August 26, 2018
On August 26, 2018, Neil Simon, the prolific and celebrated American playwright, passed away at the age of 91. His death was announced by Bill Evans, his long time publicist; the cause of death was described as complications from pneumonia. He is survived by his wife, Elaine Joyce (married in 1999), his three children, Ellen Simon, Nancy Simon, and Bryn Lander Simon, three grandchildren and one great grandchild.
Born on the Fourth of July in 1927, Neil Simon (born Marvin Neil Simon) was most noted for his commercially popular plays as well as several movie adaptations of his work.
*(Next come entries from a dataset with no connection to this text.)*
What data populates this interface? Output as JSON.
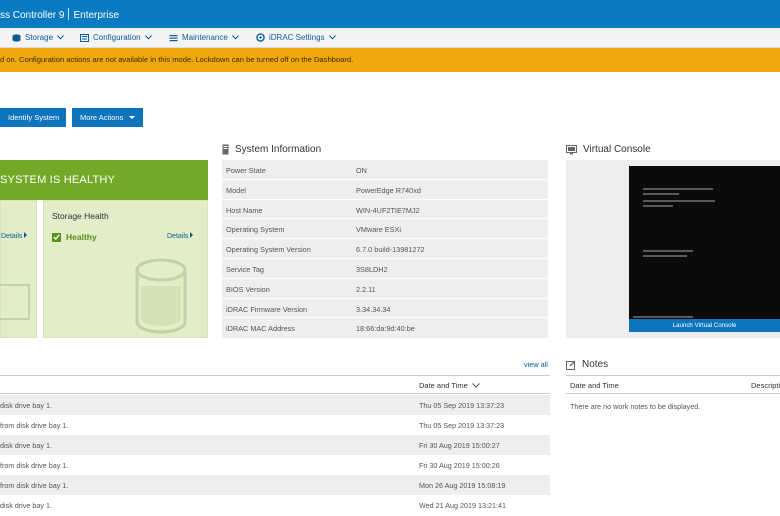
{
  "header": {
    "title": "ss Controller 9",
    "edition": "Enterprise"
  },
  "nav": {
    "items": [
      {
        "label": "Storage",
        "icon": "storage-icon"
      },
      {
        "label": "Configuration",
        "icon": "configuration-icon"
      },
      {
        "label": "Maintenance",
        "icon": "maintenance-icon"
      },
      {
        "label": "iDRAC Settings",
        "icon": "idrac-settings-icon"
      }
    ]
  },
  "banner": {
    "text": "d on. Configuration actions are not available in this mode. Lockdown can be turned off on the Dashboard."
  },
  "actions": {
    "identify": "Identify System",
    "more": "More Actions"
  },
  "health": {
    "status": "SYSTEM IS HEALTHY",
    "details_left": "Details",
    "storage_title": "Storage Health",
    "storage_status": "Healthy",
    "storage_details": "Details"
  },
  "system_info": {
    "title": "System Information",
    "rows": [
      {
        "k": "Power State",
        "v": "ON"
      },
      {
        "k": "Model",
        "v": "PowerEdge R740xd"
      },
      {
        "k": "Host Name",
        "v": "WIN-4UF2TIE7MJ2"
      },
      {
        "k": "Operating System",
        "v": "VMware ESXi"
      },
      {
        "k": "Operating System Version",
        "v": "6.7.0 build-13981272"
      },
      {
        "k": "Service Tag",
        "v": "3S8LDH2"
      },
      {
        "k": "BIOS Version",
        "v": "2.2.11"
      },
      {
        "k": "iDRAC Firmware Version",
        "v": "3.34.34.34"
      },
      {
        "k": "iDRAC MAC Address",
        "v": "18:66:da:9d:40:be"
      }
    ]
  },
  "virtual_console": {
    "title": "Virtual Console",
    "launch": "Launch Virtual Console"
  },
  "logs": {
    "view_all": "view all",
    "date_col": "Date and Time",
    "rows": [
      {
        "msg": "disk drive bay 1.",
        "date": "Thu 05 Sep 2019 13:37:23"
      },
      {
        "msg": "from disk drive bay 1.",
        "date": "Thu 05 Sep 2019 13:37:23"
      },
      {
        "msg": "disk drive bay 1.",
        "date": "Fri 30 Aug 2019 15:00:27"
      },
      {
        "msg": "from disk drive bay 1.",
        "date": "Fri 30 Aug 2019 15:00:26"
      },
      {
        "msg": "from disk drive bay 1.",
        "date": "Mon 26 Aug 2019 15:08:19"
      },
      {
        "msg": "disk drive bay 1.",
        "date": "Wed 21 Aug 2019 13:21:41"
      }
    ]
  },
  "notes": {
    "title": "Notes",
    "col_date": "Date and Time",
    "col_desc": "Descripti",
    "empty": "There are no work notes to be displayed."
  }
}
Mr. Simon began his career writing for television in the 1950s, most notably Sid Caesar’s Show of Shows. His first play, Come Blow Your Horn, opened in 1961, but he rose to fame with two back to back plays, Barefoot in the Park, which opened in 1963, and The Odd Couple, which opened in 1965.
In the 1970s, his career was hallmarked by The Prisoner of Second Avenue (1971), The Sunshine Boys (1972), and Chapter Two (1977).
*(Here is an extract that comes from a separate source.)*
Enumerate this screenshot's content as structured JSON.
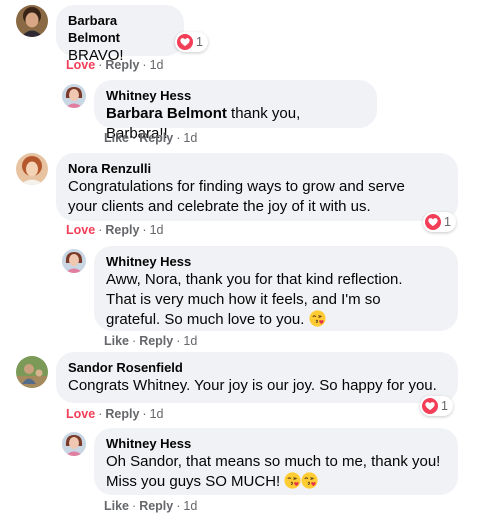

In the 1980s and 90s, his hits included Brighton Beach Memoirs (1983), Biloxi Blues (1985) (which starred a young Matthew Broderick in the stage and movie versions), Broadway Bound (1986), and Lost In Yonkers (1991).
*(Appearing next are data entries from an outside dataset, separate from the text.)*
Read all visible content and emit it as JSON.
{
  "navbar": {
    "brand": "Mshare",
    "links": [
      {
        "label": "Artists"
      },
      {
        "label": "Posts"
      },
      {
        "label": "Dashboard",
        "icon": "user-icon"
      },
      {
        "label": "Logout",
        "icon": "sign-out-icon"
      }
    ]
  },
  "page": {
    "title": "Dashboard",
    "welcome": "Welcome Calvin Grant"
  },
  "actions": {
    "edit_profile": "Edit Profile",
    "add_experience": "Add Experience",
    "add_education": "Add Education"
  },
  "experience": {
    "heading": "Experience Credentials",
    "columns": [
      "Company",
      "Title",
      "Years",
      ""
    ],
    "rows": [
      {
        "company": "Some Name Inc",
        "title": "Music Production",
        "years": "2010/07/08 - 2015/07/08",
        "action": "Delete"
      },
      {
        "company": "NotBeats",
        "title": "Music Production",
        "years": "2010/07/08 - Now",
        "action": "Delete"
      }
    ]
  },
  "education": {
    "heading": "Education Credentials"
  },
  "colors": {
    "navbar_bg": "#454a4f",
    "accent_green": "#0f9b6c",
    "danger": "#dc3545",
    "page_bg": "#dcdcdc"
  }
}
In his career, he wrote and produced over 30 plays, won 3 Tony Awards, and had a Broadway theater named after him in 1983 (a rarity for a still living playwright).
Mr. SImon’s awards include:
- 3 Tony Awards (The Odd Couple, 1965, for Best Author; Biloxi Blues, 1985, for Best Play; and Lost In Yonkers, 1991, for Best Play)
- Golden Globe Award for The Goodbye Girl, 1978, for Best Motion Picture Screenplay
- Drama Desk Award for Lost In Yonkers, 1991, for Outstanding New Play
- Pulitzer Prize for Lost In Yonkers, 1991, for Drama
- Mark Twain Prize, 2006, for American Humor